#### Instructions for the task:
Output exactly, and only, the lines below from the one with "Decode this image" down to the one with "Extract the structured". Include both end lines and no pictures.

#### Exercise input:
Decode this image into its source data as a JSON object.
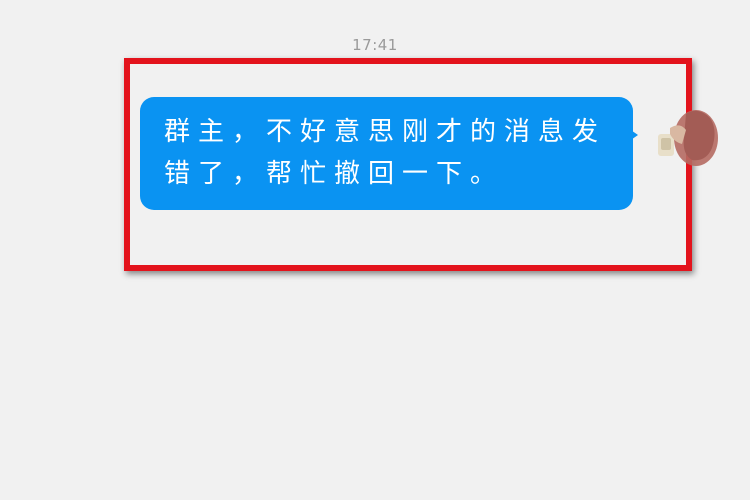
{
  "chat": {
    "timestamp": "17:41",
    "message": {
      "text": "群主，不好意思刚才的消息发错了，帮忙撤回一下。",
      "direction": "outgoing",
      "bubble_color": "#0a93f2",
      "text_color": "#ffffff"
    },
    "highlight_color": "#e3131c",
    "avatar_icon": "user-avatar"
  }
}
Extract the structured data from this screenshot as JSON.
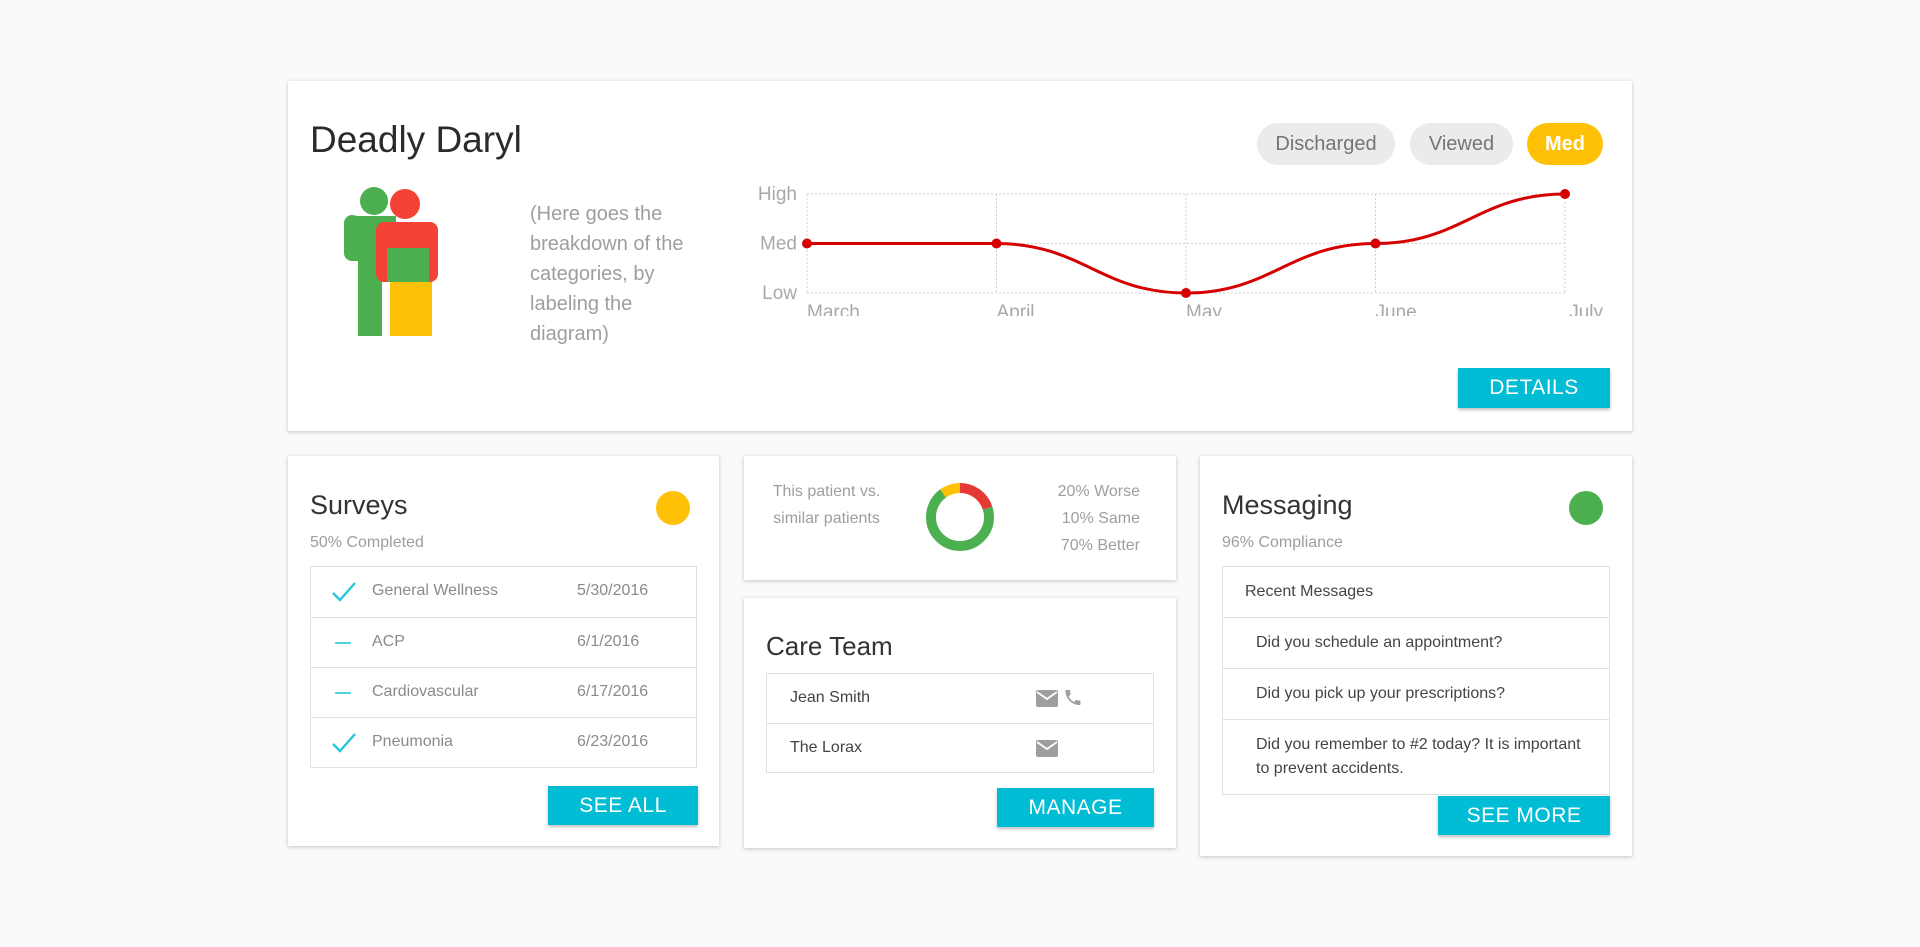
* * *
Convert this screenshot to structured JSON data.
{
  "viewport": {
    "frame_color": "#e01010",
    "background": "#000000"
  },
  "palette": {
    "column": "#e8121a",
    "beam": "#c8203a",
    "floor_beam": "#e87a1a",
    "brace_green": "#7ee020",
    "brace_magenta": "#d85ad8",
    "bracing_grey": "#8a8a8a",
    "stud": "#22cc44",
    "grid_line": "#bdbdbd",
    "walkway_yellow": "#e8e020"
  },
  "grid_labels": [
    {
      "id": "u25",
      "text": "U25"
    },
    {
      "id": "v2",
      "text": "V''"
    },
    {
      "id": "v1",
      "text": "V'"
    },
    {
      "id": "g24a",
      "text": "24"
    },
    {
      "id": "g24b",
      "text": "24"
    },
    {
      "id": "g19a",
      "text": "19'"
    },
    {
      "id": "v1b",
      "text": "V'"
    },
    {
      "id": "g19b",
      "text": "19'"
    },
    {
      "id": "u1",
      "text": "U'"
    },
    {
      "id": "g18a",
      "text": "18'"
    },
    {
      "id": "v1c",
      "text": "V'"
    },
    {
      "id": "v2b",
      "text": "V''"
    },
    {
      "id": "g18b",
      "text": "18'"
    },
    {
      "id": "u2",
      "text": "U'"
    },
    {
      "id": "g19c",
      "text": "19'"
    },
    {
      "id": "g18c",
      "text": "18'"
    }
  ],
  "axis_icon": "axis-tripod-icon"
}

#### Exercise answer:
Decode this image into its source data as a JSON object.
{
  "chat": {
    "timestamp": "17:41",
    "message": {
      "text": "群主，不好意思刚才的消息发错了，帮忙撤回一下。",
      "direction": "outgoing",
      "bubble_color": "#0a93f2",
      "text_color": "#ffffff"
    },
    "highlight_color": "#e3131c",
    "avatar_icon": "user-avatar"
  }
}
Extract the structured data from this screenshot as JSON.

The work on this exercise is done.